At an altitude of 3,800 meters, Ice-Age architects have designed and produced a compact and lightweight shelter as the last base before climbers venture up Mount Elbrus, the highest point in Europe. Inspired by Buckminster Fuller's 2V geodesic dome, it can sleep up to 16 people as they acclimatize to the altitude and wait for the appropriate weather for the climb.

© Artem Oganov© Artem Oganov© Artem Oganov© Artem Oganov+ 45

Adaptable Bamboo Geodesic Domes Win the Buckminster Fuller Challenge Student Category 2016

Launched in 2007, The Buckminster Fuller Challenge has quickly gained a reputation for being what Metropolis Magazine once called “Socially-Responsible Design’s Highest Award.” This year, for the first time, a Student Category was reviewed separately from the general applications, however still based upon the same criteria: comprehensiveness, feasibility, replicability, ecological responsibility, and how verifiable and anticipatory the project is. Students from the Centre for Human Habitat and Alternative Technology (CHHAT) claimed the prize with their adaptable and lightweight modular domes, made from natural, local or recycled materials.

Courtesy of CHHATCourtesy of CHHATCourtesy of CHHATCourtesy of CHHAT+ 12

Moonolith Installation Reflects Moon and Stars in Geodesic Dome Like Structure

Slovenian artist Martin Bricelj Baraga has created Moonolith, a monument to the moon and stars, in collaboration with the City of Ljubljana, Slovenia.
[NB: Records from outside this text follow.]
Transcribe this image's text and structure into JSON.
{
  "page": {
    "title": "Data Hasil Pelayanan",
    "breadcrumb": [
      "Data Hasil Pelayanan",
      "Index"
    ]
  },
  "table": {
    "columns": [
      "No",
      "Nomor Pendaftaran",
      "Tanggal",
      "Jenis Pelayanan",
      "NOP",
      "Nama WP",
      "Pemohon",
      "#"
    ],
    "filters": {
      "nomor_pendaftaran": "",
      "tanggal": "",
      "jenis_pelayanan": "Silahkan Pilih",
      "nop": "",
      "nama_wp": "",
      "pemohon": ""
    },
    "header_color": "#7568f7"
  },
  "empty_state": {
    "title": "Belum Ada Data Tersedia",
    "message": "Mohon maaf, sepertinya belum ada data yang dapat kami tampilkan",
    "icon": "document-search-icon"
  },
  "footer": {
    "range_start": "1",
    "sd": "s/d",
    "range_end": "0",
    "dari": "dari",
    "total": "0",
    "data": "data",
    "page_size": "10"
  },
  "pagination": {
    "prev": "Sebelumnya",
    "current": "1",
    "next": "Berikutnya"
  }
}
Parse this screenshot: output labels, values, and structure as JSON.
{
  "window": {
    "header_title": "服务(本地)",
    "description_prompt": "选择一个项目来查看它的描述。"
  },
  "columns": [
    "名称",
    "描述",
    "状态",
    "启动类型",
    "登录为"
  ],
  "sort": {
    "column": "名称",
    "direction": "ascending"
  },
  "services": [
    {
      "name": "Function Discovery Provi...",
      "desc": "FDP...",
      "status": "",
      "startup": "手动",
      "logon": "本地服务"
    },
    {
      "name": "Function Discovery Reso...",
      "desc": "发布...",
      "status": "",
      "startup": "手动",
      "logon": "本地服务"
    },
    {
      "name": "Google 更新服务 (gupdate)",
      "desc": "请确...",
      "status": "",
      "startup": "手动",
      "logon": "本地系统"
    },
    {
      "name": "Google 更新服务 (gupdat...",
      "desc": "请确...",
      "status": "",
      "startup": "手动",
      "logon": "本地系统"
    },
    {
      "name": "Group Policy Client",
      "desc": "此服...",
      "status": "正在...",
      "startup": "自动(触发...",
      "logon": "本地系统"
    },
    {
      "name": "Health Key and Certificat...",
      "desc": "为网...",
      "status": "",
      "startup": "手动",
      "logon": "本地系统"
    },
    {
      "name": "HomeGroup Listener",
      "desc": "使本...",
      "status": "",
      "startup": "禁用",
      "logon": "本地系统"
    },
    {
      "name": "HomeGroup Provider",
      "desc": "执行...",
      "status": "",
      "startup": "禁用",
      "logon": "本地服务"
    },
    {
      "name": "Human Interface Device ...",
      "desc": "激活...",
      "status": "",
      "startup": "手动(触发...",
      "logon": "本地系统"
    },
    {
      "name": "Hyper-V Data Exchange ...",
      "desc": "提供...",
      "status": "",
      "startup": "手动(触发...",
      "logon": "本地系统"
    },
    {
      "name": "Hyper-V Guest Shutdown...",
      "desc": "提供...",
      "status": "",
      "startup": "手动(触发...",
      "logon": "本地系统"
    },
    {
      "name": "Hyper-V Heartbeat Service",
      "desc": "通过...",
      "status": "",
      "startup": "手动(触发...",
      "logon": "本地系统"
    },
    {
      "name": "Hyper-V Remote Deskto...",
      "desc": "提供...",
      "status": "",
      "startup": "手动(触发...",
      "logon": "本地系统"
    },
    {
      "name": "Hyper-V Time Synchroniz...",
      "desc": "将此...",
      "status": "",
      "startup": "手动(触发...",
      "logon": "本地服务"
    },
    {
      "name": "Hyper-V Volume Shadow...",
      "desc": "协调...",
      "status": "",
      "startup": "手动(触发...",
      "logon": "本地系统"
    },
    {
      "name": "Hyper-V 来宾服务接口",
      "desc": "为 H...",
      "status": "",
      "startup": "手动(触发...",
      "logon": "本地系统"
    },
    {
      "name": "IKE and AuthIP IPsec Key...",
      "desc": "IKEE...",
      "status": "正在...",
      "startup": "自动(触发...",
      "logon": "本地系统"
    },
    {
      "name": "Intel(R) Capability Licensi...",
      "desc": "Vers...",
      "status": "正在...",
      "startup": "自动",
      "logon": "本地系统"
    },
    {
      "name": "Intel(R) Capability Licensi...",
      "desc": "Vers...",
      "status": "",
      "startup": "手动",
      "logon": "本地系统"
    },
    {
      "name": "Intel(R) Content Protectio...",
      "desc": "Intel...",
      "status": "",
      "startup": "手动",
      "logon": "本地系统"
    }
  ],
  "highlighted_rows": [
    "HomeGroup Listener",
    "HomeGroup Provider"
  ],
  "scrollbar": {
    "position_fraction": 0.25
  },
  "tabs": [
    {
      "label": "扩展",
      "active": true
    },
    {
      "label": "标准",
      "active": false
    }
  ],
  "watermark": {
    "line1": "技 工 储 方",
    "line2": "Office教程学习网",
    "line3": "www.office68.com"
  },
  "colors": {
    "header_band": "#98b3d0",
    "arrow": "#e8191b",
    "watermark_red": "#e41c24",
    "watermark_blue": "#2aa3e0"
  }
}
Based on the modular design of Buckminster Fuller’s geodesic dome, Moonolith “is a modern three-dimensional squaring of the circle, projected into Euclidean space.”

As a part of the artist’s Nonument series, the installation “[carries] a strong symbolic message in a physical, mental, and virtual space,” reflecting “research of the meaning and development of monuments and the phenomenology of collective memory.”

Video: Housing Through the Centuries

From the Cobb house to the world's first 3D printed mansion, this short animated film illustrates the history of housing from 25,000 BC to now. Published on The Atlantic, the film was authored by Jackie Lay.

Rare Interview with Buckminster Fuller on the Geodesic Life

"I must reorganize the environment of man by which then greater numbers of men can prosper,” says Buckminster Fuller in this rare interview on the Geodesic Life with Studs Terkel (recorded in 1965 and 1970). Animated by Jennifer Yoo and produced by Blank and Blank, this interview has been brought to life as the first of “The Experimenters” mini-series that features rare interviews with Bucky, Jane Goodall, and Richard Feynman focusing on science, technology and innovation.

Buckminster Fuller's Geodesic Dome Home to be Restored as Museum

On April 19, Southern Illinois University will begin to restore the world’s first geodesic dome home, built by Buckminster Fuller. Originally assembled in just seven hours from 60 wooden triangle panels, the dome was occupied by Fuller and his wife, Lady Anne, in the 1960s during his residency at SIU. After Fuller’s death, the dome was used as student housing before falling into disrepair. In 2001, the home was donated to a non-profit that had it listed on the National Register of Historic Places in 2006. It will now be restored and preserved as a museum in Carbondale.